• To do
Within the records below, find each line with the word "JSON" and copy it out.

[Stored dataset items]
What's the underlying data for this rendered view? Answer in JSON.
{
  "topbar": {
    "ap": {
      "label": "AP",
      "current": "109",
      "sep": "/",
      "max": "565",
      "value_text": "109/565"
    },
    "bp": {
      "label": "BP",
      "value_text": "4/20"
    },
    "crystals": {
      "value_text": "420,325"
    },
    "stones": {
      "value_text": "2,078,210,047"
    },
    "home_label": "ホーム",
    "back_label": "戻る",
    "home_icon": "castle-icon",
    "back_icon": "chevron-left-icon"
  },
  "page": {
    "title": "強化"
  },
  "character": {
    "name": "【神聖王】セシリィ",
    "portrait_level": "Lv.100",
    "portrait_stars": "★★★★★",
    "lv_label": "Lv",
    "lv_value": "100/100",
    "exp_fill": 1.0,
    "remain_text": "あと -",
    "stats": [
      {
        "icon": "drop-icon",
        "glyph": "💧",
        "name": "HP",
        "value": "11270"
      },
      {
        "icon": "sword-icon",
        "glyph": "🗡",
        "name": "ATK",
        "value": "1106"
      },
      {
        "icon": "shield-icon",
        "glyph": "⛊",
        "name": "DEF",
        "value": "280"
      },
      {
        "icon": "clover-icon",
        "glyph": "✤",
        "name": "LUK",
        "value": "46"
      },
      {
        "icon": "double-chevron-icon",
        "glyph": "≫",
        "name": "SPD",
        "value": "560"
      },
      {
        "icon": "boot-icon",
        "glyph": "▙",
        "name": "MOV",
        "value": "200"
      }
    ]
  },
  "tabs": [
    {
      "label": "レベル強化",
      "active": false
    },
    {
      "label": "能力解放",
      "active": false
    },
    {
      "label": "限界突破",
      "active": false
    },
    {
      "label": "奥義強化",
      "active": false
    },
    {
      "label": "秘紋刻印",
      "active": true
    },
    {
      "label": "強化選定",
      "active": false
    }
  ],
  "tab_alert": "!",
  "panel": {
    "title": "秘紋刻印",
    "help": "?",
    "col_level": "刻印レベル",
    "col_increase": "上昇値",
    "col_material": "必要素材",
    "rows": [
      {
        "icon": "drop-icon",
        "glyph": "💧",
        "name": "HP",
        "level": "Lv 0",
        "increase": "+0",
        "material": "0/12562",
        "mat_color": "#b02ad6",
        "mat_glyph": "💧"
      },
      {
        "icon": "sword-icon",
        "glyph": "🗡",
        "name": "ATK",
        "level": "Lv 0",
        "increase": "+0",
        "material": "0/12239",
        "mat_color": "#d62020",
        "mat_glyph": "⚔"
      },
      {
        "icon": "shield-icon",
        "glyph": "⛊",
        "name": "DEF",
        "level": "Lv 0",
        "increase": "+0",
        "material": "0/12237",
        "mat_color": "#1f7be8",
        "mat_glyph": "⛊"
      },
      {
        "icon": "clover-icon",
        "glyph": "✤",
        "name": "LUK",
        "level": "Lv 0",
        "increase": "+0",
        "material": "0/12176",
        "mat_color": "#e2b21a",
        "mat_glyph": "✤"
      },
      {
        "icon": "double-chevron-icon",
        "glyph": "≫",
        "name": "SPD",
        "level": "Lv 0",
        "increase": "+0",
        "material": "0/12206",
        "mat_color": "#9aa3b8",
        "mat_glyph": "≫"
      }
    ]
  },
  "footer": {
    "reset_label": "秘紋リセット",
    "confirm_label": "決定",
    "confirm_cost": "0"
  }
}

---

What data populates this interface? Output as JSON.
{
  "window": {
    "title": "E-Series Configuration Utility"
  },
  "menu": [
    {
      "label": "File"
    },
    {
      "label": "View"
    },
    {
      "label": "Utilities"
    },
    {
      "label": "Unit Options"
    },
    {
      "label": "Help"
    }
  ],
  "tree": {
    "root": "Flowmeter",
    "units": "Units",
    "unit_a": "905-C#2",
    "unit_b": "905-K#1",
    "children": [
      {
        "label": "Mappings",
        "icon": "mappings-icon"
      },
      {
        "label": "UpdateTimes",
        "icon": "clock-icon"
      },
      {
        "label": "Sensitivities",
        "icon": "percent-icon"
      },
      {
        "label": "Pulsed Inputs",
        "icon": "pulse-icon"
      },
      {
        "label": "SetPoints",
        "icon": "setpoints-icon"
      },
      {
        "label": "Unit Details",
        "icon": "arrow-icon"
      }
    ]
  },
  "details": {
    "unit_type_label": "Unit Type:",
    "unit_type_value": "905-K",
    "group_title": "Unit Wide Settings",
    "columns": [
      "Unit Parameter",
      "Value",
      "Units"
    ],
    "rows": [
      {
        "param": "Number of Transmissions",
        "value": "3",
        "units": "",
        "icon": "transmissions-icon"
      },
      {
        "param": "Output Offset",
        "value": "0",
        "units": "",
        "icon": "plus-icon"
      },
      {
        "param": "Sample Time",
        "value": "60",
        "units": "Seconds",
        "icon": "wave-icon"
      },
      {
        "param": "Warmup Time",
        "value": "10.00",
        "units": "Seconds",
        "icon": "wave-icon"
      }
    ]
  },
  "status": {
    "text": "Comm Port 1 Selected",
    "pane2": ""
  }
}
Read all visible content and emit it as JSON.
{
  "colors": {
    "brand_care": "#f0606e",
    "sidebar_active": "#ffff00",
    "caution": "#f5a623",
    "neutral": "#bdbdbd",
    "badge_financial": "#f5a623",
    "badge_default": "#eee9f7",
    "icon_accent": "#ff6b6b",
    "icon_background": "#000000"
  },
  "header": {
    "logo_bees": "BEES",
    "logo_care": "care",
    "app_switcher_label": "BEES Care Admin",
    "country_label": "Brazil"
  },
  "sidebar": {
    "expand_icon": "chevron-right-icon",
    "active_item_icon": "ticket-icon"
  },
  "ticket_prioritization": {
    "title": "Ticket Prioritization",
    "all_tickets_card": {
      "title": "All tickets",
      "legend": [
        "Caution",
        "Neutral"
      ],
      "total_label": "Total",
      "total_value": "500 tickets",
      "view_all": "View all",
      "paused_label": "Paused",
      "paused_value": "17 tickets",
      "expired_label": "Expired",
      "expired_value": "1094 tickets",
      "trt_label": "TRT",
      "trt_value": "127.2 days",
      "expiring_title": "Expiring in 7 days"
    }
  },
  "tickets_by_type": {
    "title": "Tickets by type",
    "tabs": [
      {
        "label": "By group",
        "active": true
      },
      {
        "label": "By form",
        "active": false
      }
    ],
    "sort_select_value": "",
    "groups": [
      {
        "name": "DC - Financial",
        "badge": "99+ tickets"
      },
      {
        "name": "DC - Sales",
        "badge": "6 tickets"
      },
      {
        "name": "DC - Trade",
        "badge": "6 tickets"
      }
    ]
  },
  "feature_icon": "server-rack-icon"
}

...

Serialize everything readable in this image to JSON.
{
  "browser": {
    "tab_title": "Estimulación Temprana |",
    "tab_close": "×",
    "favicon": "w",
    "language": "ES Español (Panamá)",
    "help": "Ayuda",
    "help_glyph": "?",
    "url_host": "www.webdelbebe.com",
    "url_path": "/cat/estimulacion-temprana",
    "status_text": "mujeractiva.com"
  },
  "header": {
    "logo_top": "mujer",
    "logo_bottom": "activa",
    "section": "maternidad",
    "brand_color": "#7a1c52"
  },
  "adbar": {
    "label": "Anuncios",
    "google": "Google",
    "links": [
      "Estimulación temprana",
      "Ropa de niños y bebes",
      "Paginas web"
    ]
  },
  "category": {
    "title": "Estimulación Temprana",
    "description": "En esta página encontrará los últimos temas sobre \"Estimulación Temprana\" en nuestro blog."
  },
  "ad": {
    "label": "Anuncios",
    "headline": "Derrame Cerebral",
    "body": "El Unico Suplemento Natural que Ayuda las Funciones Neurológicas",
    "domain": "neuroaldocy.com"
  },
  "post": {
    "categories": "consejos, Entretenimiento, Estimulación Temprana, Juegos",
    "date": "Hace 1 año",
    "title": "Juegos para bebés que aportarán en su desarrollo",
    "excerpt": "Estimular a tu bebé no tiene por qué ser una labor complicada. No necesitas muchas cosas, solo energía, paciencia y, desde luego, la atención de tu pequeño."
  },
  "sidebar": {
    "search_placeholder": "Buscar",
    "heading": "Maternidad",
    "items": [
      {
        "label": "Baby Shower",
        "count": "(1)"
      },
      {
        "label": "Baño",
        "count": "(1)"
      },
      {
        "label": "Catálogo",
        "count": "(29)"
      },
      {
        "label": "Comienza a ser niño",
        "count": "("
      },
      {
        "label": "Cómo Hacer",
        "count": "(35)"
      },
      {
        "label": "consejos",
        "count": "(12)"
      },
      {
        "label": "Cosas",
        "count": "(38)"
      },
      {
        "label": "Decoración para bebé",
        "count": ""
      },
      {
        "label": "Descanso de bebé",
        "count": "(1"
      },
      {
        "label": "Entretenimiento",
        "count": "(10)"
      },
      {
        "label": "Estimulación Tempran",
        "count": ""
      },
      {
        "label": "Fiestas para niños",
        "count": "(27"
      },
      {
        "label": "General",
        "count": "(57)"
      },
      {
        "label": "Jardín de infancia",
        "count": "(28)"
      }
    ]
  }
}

• Solution for this problem
What's the underlying data for this rendered view? Answer in JSON.
What data populates this interface? Output as JSON.
Read all visible content and emit it as JSON.
Serialize everything readable in this image to JSON.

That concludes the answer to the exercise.